Madrid, 17 (Europe Press)
The Winchcombe meteorite was the first of its kind to be recovered in the UK when it struck its namesake town in Gloucestershire in 2021. Its quick collection by the public and scientists has ensured it has been preserved in an almost pristine condition, allowing researchers to investigate what material was transported from Outer Space.
A new study, published in the journal Science Advances, supports the suggestion that meteorites brought important molecules to Earth that helped pave the way for the evolution of life.
Dr Ashley King, who co-led the study and is an expert on meteorites at the Natural History Museum (NHM), says in a statement: “The Winchcombe meteorite is incredibly well preserved and contains all the ingredients that could begin to create an environment suitable for life to evolve inside.
“The composition of its waters, on the basis of hydrogen isotopes, is very similar to what we see in the Earth’s oceans, while within it there are also amino acids, which are used to build DNA.”
“We know it wasn’t contaminated, so this research adds weight to theories that carbonaceous asteroids were important in bringing these particles to Earth after it formed.”
While the Winchcombe meteorite may have fallen to Earth in Gloucestershire, its origins lie more than 300 million kilometers away.

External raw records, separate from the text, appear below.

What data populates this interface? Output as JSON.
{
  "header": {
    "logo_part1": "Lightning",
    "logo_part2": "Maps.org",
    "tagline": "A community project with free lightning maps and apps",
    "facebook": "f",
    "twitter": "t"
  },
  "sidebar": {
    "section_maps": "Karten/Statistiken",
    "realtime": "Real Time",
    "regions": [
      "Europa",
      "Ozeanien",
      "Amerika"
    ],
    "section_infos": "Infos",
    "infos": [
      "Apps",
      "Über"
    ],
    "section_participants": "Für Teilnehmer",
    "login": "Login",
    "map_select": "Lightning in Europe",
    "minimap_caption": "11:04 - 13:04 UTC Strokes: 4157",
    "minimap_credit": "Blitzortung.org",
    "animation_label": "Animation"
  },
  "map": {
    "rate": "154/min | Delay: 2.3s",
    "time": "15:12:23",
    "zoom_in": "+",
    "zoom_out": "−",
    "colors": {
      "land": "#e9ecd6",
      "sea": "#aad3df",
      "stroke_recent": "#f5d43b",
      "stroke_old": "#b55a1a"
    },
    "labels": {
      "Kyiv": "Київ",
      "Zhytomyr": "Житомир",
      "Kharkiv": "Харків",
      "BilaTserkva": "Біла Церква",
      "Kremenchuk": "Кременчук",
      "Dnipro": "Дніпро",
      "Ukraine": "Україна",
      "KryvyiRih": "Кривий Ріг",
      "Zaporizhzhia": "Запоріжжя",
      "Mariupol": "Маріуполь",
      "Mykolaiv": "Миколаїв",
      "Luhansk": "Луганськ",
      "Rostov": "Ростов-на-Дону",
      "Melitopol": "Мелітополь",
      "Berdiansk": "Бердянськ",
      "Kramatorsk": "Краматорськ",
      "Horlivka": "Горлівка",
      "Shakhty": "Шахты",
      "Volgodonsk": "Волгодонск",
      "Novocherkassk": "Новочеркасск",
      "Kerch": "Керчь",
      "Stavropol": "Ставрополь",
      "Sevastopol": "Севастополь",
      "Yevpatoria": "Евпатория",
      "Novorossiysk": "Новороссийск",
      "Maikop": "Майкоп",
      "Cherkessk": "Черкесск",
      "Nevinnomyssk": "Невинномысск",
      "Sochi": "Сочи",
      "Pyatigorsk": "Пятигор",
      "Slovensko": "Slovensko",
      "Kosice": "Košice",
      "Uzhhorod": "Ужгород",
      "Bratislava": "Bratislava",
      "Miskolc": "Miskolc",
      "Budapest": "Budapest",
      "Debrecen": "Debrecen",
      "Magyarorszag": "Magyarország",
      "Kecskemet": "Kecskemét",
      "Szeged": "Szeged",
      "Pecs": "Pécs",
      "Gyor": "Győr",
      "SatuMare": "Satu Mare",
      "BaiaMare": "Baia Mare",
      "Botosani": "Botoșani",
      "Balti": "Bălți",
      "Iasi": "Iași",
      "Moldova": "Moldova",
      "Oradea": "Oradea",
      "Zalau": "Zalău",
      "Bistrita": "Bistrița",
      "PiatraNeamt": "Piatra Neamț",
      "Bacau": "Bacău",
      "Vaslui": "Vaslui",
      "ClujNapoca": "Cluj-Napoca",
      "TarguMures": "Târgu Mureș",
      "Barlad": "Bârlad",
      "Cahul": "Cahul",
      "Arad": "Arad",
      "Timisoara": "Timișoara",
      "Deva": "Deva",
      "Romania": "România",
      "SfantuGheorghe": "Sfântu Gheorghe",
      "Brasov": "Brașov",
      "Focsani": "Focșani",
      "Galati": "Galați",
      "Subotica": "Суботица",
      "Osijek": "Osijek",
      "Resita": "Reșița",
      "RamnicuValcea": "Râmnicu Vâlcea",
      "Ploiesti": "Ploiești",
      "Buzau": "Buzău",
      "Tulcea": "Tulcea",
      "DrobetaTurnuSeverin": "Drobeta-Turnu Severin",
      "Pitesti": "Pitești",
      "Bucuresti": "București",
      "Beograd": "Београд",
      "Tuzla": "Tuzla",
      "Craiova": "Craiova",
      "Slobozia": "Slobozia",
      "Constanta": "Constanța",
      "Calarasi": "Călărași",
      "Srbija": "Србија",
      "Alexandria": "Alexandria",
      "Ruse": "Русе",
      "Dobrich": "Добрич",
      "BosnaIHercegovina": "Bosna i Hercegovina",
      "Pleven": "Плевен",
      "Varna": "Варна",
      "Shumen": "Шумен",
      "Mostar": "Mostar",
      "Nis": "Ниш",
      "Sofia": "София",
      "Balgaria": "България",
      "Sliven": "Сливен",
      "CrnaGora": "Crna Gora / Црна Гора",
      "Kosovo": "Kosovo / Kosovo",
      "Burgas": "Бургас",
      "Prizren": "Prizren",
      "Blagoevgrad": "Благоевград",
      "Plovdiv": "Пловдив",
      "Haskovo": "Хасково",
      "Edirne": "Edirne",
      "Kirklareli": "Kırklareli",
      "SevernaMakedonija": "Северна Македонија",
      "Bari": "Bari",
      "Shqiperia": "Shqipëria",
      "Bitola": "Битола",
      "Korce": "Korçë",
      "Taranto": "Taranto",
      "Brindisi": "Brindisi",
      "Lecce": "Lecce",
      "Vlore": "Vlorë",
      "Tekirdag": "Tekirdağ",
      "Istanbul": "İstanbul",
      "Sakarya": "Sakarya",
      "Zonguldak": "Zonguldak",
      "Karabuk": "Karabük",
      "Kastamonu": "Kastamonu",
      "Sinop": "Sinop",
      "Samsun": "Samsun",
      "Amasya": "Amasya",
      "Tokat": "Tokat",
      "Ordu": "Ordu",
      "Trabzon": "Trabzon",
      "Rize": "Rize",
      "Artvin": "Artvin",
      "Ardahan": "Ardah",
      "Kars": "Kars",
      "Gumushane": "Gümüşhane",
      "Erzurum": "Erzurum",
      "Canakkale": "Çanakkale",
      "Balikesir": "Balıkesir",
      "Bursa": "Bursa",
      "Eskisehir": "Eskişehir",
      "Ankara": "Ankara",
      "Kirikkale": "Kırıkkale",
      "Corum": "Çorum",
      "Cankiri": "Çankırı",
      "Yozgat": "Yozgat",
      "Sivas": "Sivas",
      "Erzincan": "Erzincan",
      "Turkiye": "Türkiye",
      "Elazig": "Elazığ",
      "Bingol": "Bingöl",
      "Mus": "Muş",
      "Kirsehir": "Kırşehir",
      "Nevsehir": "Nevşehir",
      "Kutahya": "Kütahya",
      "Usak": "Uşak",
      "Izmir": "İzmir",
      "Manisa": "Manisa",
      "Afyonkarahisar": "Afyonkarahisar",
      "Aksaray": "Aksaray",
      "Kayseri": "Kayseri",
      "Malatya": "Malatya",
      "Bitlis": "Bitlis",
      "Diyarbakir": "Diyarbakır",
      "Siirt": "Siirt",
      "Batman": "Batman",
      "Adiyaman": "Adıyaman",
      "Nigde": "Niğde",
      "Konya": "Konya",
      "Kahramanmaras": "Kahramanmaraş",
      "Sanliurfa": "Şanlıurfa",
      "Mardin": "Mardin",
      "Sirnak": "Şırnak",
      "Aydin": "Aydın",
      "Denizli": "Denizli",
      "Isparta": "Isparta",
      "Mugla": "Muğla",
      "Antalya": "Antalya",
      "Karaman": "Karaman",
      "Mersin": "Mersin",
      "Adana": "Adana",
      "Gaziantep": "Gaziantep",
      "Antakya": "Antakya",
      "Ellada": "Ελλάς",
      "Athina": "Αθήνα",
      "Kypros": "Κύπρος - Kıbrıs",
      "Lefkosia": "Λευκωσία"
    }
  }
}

The number of cameras that captured the meteorite’s fall to Earth allowed scientists to trace its trajectory back to its original location in the asteroid belt.
For millions of years, the meteorite was part of a larger asteroid orbiting between Mars and Jupiter. It shows evidence of exposure to the sun’s solar wind, indicating that it spent some of that time on the asteroid’s surface.
Less than 300,000 years ago, that all changed when a collision in the asteroid belt ripped through the rock and catapulted the meteorite into near-Earth space. At the time of their formation, it is estimated that they weighed around 30 kilograms, or the equivalent of about six kittens.
Soon, it ended up in an orbit 116 million kilometers from the Sun, about 300 times the distance between the Earth and the Moon.
“We found that it didn’t pass particularly close to the Sun compared to other asteroids, and that it’s only been traveling for 300,000 years, which is really fast,” Ashley explains.
“However, because Winchcombe is a really fragile type of meteorite known as a carbonaceous chondrite, it won’t make it to Earth if it doesn’t get there quickly, and it will either fall into the sun or break apart.”
Winchcombe’s orbit was not perfectly circular, which meant that it was sometimes closer to the sun and sometimes farther away. At the edge of its orbit, it was about the same distance as Earth is from the Sun, and on February 28, 2021, the two objects finally made contact.
Caught in Earth’s gravity, the meteorite exited orbit and streaked across the sky as it fell to Earth. It traveled at about 13.5 kilometers per second as it fell, which is about 15 times faster than a rifle bullet, but still the slowest speed on record for any such meteor.
Most of its mass burned up as it passed through the atmosphere, fragmenting it into pieces and raining down on and around the town of Winchcombe. About a pound of the meteorite was eventually recovered, which is close to the estimated mass of the fragments that were supposed to survive.
“We’ve been lucky with Winchcombe in many ways,” Ashley adds. “The UK should expect two or three small meteorites each year, but these often land somewhere they can’t get to.”
“The fact that it fell on a very clear night, and in an area monitored by cameras, allowed us to quickly locate it. It was also a dry week, ensuring that it could be packed quickly without being too disturbed by the Earth’s atmosphere.”